_What to work on_
If a line in the entries contains the word "time", list it.

_Material for this task_
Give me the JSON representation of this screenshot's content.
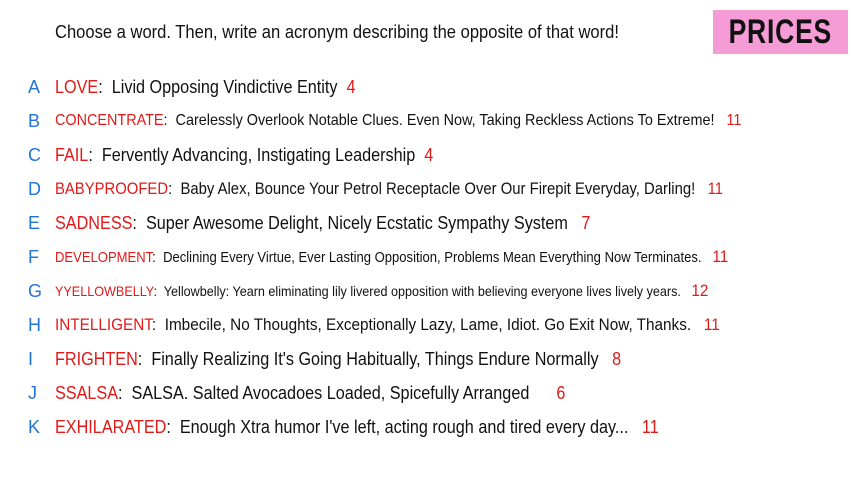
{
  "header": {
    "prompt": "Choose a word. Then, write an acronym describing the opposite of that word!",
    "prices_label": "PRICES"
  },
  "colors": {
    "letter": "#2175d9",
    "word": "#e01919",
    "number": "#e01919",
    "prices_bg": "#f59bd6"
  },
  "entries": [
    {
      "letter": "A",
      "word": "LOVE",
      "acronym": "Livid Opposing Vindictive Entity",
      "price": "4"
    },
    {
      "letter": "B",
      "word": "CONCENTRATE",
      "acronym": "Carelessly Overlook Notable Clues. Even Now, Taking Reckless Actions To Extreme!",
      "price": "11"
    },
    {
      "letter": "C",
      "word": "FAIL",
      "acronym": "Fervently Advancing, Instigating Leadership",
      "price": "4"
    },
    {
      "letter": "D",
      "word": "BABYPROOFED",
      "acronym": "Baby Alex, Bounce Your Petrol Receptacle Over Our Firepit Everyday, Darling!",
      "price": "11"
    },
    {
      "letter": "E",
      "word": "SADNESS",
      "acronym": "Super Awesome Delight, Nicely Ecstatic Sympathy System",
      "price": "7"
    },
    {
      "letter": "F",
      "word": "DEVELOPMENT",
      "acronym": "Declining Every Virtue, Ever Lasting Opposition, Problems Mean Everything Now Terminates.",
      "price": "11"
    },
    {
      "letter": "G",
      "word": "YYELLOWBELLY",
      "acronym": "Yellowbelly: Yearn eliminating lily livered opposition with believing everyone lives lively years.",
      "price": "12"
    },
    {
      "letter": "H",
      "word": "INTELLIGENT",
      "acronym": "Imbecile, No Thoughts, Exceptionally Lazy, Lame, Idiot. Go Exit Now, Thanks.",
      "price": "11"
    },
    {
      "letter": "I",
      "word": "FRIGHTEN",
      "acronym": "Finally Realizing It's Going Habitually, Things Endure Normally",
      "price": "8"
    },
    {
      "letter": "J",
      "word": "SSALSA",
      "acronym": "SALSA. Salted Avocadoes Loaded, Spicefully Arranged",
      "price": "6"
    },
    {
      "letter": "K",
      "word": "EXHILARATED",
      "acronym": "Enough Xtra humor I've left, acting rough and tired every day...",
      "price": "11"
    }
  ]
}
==
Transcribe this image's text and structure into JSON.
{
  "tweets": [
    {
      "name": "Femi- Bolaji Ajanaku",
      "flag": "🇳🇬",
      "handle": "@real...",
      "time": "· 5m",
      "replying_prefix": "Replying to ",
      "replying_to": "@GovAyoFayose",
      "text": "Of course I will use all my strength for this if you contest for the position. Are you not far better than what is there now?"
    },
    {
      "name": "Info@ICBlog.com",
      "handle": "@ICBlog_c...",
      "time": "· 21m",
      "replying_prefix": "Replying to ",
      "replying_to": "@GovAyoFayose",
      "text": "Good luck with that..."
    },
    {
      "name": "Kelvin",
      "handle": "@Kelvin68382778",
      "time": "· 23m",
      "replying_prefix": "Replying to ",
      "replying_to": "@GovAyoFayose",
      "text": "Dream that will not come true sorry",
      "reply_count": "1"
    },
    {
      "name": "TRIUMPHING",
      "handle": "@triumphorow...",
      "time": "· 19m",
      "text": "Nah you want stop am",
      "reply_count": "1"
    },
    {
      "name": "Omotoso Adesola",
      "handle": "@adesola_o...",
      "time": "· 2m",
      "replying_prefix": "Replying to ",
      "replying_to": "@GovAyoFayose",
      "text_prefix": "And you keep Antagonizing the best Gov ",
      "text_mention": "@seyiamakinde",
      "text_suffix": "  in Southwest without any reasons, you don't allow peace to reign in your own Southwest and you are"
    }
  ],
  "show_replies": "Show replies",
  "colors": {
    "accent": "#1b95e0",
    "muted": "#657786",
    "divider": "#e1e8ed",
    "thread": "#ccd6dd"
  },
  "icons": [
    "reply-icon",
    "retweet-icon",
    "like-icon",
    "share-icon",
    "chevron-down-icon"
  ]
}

_Final answer_
      "time": "· 5m",
      "time": "· 21m",
      "time": "· 23m",
      "time": "· 19m",
      "time": "· 2m",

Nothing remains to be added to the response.